    My favorite wine stores are characterized by the following:

    1. the salespeople have tasted everything in the store (or almost everything).

    2. There are descriptions of the wine (or most of them) so you can get an idea of what's in the bottle without having to ask. Naturally, these have to be informative descriptions, not the marketing crap the vintner or distributor puts out.

    3. Salespeople who treat the customer with respect -- that is, they don't assume you are an idiot right off the bat, they don't assume you need help, they don't make assumptions about how much you want to spend, and they don't try to sell you everything in the store. The best salespeople come across, to me at least, as good advisors, not used car salesmen.

    4. The best wine stores I've been to all have regular tastings. Many have tastings that are essentially a distributor coming in to pour tastes of his/her wine. That's better than nothing. But the better stores have "in house" tastings hosted by the staff and meant to showcase a particular theme (Pinots, wines under $10, wines for Thanksgiving, etc...).

    1. Good question.

      Part of the solution is to frequent stores that stock wines you like and to identify salespeople who share -- or at least understand -- your preferences. And when faced with someone new, you can ask leading questions. Personally (and YMMV), if my interlocutor starts enthusing about blockbusters, gobs of anything, 90+ WS points, 200% oak, high alcohol levels or any number of other code words or if his eyes glaze over when I bring up the Jura, I give his reccos wide berth. On the other hand, if he gets that far-away look when the topic is Chinon or Mosel, if he uses light-bodied and acidic as positive descriptors, if he displays an awareness of food-pairing issues, if he qualifies his Shiraz recco with an "it's not my style but many people love it," if he never mentions Parker, I'll be more inclined to listen.
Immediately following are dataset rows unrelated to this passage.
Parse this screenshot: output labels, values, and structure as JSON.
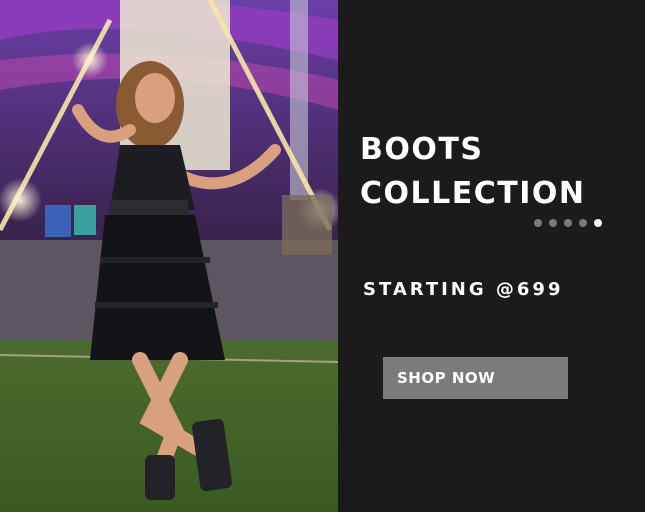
{
  "banner": {
    "heading_line1": "BOOTS",
    "heading_line2": "COLLECTION",
    "price_text": "STARTING @699",
    "cta_label": "SHOP NOW",
    "carousel": {
      "slide_count": 5,
      "active_index": 4
    }
  },
  "colors": {
    "panel_background": "#1b1b1b",
    "heading_text": "#ffffff",
    "cta_background": "#7b7b7b",
    "dot_inactive": "#7a7a7a",
    "dot_active": "#ffffff"
  }
}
      It's also always a good idea to be specific about wines and styles you like. Armed with that knowledge a good staffer can provide you with a worthwhile recco even if it's not something he personally enjoys.

      1. Finding a wine shop is the same as finding wines you like, it's a never-ending process. I have found the answer on finding wine: drink a lot of them. As you noted, there is a never-ending supply of new wines to try and it's the same for new places to try to locate them. After you form an opinion on a new wine, Google it to see what others think. Information from all sources is interesting and useful, but it seems one doesn't outweigh the others.